(Beginning of Dataset records)

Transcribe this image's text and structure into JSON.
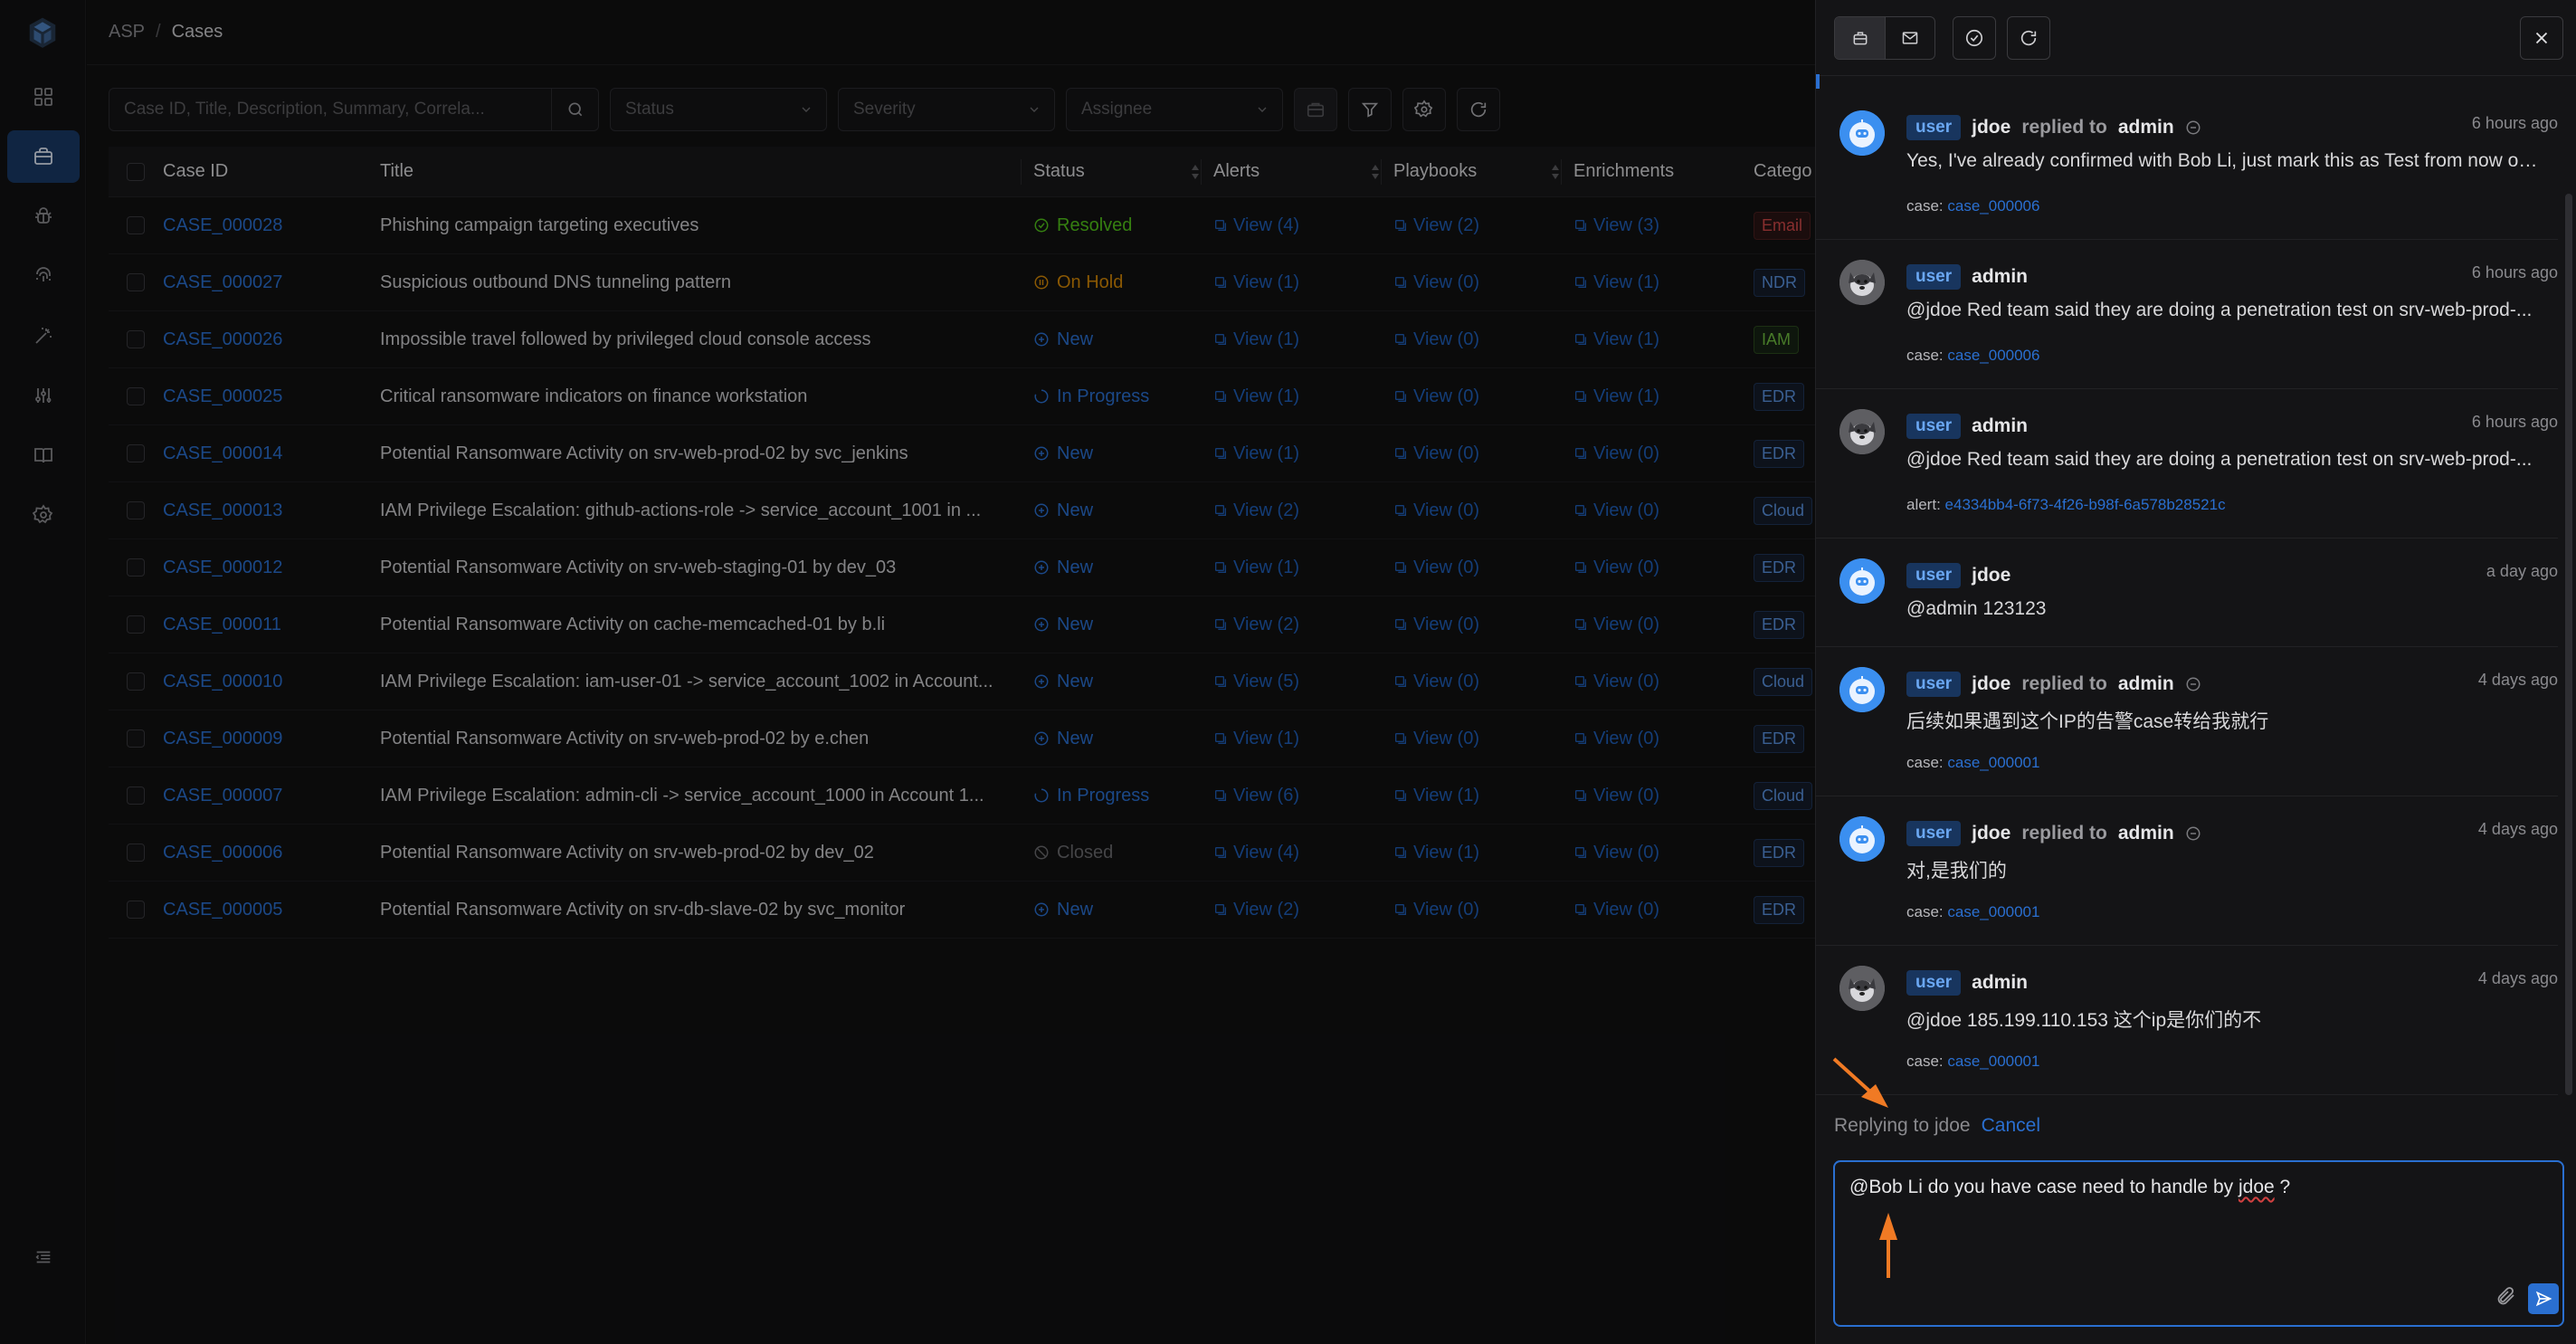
{
  "breadcrumb": {
    "root": "ASP",
    "separator": "/",
    "current": "Cases"
  },
  "filters": {
    "search_placeholder": "Case ID, Title, Description, Summary, Correla...",
    "status_placeholder": "Status",
    "severity_placeholder": "Severity",
    "assignee_placeholder": "Assignee"
  },
  "table": {
    "headers": {
      "case_id": "Case ID",
      "title": "Title",
      "status": "Status",
      "alerts": "Alerts",
      "playbooks": "Playbooks",
      "enrichments": "Enrichments",
      "category": "Catego"
    },
    "rows": [
      {
        "id": "CASE_000028",
        "title": "Phishing campaign targeting executives",
        "status": "Resolved",
        "status_kind": "resolved",
        "alerts": "View (4)",
        "playbooks": "View (2)",
        "enrichments": "View (3)",
        "category": "Email"
      },
      {
        "id": "CASE_000027",
        "title": "Suspicious outbound DNS tunneling pattern",
        "status": "On Hold",
        "status_kind": "hold",
        "alerts": "View (1)",
        "playbooks": "View (0)",
        "enrichments": "View (1)",
        "category": "NDR"
      },
      {
        "id": "CASE_000026",
        "title": "Impossible travel followed by privileged cloud console access",
        "status": "New",
        "status_kind": "new",
        "alerts": "View (1)",
        "playbooks": "View (0)",
        "enrichments": "View (1)",
        "category": "IAM"
      },
      {
        "id": "CASE_000025",
        "title": "Critical ransomware indicators on finance workstation",
        "status": "In Progress",
        "status_kind": "progress",
        "alerts": "View (1)",
        "playbooks": "View (0)",
        "enrichments": "View (1)",
        "category": "EDR"
      },
      {
        "id": "CASE_000014",
        "title": "Potential Ransomware Activity on srv-web-prod-02 by svc_jenkins",
        "status": "New",
        "status_kind": "new",
        "alerts": "View (1)",
        "playbooks": "View (0)",
        "enrichments": "View (0)",
        "category": "EDR"
      },
      {
        "id": "CASE_000013",
        "title": "IAM Privilege Escalation: github-actions-role -> service_account_1001 in ...",
        "status": "New",
        "status_kind": "new",
        "alerts": "View (2)",
        "playbooks": "View (0)",
        "enrichments": "View (0)",
        "category": "Cloud"
      },
      {
        "id": "CASE_000012",
        "title": "Potential Ransomware Activity on srv-web-staging-01 by dev_03",
        "status": "New",
        "status_kind": "new",
        "alerts": "View (1)",
        "playbooks": "View (0)",
        "enrichments": "View (0)",
        "category": "EDR"
      },
      {
        "id": "CASE_000011",
        "title": "Potential Ransomware Activity on cache-memcached-01 by b.li",
        "status": "New",
        "status_kind": "new",
        "alerts": "View (2)",
        "playbooks": "View (0)",
        "enrichments": "View (0)",
        "category": "EDR"
      },
      {
        "id": "CASE_000010",
        "title": "IAM Privilege Escalation: iam-user-01 -> service_account_1002 in Account...",
        "status": "New",
        "status_kind": "new",
        "alerts": "View (5)",
        "playbooks": "View (0)",
        "enrichments": "View (0)",
        "category": "Cloud"
      },
      {
        "id": "CASE_000009",
        "title": "Potential Ransomware Activity on srv-web-prod-02 by e.chen",
        "status": "New",
        "status_kind": "new",
        "alerts": "View (1)",
        "playbooks": "View (0)",
        "enrichments": "View (0)",
        "category": "EDR"
      },
      {
        "id": "CASE_000007",
        "title": "IAM Privilege Escalation: admin-cli -> service_account_1000 in Account 1...",
        "status": "In Progress",
        "status_kind": "progress",
        "alerts": "View (6)",
        "playbooks": "View (1)",
        "enrichments": "View (0)",
        "category": "Cloud"
      },
      {
        "id": "CASE_000006",
        "title": "Potential Ransomware Activity on srv-web-prod-02 by dev_02",
        "status": "Closed",
        "status_kind": "closed",
        "alerts": "View (4)",
        "playbooks": "View (1)",
        "enrichments": "View (0)",
        "category": "EDR"
      },
      {
        "id": "CASE_000005",
        "title": "Potential Ransomware Activity on srv-db-slave-02 by svc_monitor",
        "status": "New",
        "status_kind": "new",
        "alerts": "View (2)",
        "playbooks": "View (0)",
        "enrichments": "View (0)",
        "category": "EDR"
      }
    ]
  },
  "messages": [
    {
      "role": "user",
      "user": "jdoe",
      "replied": "replied to",
      "reply_to": "admin",
      "time": "6 hours ago",
      "text": "Yes, I've already confirmed with Bob Li, just mark this as Test from now on...",
      "ref_label": "case:",
      "ref_value": "case_000006",
      "avatar": "bot"
    },
    {
      "role": "user",
      "user": "admin",
      "time": "6 hours ago",
      "text": "@jdoe Red team said they are doing a penetration test on srv-web-prod-...",
      "ref_label": "case:",
      "ref_value": "case_000006",
      "avatar": "dog"
    },
    {
      "role": "user",
      "user": "admin",
      "time": "6 hours ago",
      "text": "@jdoe Red team said they are doing a penetration test on srv-web-prod-...",
      "ref_label": "alert:",
      "ref_value": "e4334bb4-6f73-4f26-b98f-6a578b28521c",
      "avatar": "dog"
    },
    {
      "role": "user",
      "user": "jdoe",
      "time": "a day ago",
      "text": "@admin 123123",
      "avatar": "bot"
    },
    {
      "role": "user",
      "user": "jdoe",
      "replied": "replied to",
      "reply_to": "admin",
      "time": "4 days ago",
      "text": "后续如果遇到这个IP的告警case转给我就行",
      "ref_label": "case:",
      "ref_value": "case_000001",
      "avatar": "bot"
    },
    {
      "role": "user",
      "user": "jdoe",
      "replied": "replied to",
      "reply_to": "admin",
      "time": "4 days ago",
      "text": "对,是我们的",
      "ref_label": "case:",
      "ref_value": "case_000001",
      "avatar": "bot"
    },
    {
      "role": "user",
      "user": "admin",
      "time": "4 days ago",
      "text": "@jdoe 185.199.110.153 这个ip是你们的不",
      "ref_label": "case:",
      "ref_value": "case_000001",
      "avatar": "dog"
    }
  ],
  "composer": {
    "replying_to": "Replying to jdoe",
    "cancel": "Cancel",
    "text_before": "@Bob Li  do you have case need to handle by ",
    "text_misspelled": "jdoe",
    "text_after": " ?"
  },
  "colors": {
    "accent": "#2a6fd0",
    "resolved": "#52c41a",
    "on_hold": "#d48806",
    "new": "#2a6fd0",
    "closed": "#6a6a6e",
    "annotation_arrow": "#f07a24"
  }
}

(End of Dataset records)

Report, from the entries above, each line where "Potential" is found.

        "title": "Potential Ransomware Activity on srv-web-prod-02 by svc_jenkins",
        "title": "Potential Ransomware Activity on srv-web-staging-01 by dev_03",
        "title": "Potential Ransomware Activity on cache-memcached-01 by b.li",
        "title": "Potential Ransomware Activity on srv-web-prod-02 by e.chen",
        "title": "Potential Ransomware Activity on srv-web-prod-02 by dev_02",
        "title": "Potential Ransomware Activity on srv-db-slave-02 by svc_monitor",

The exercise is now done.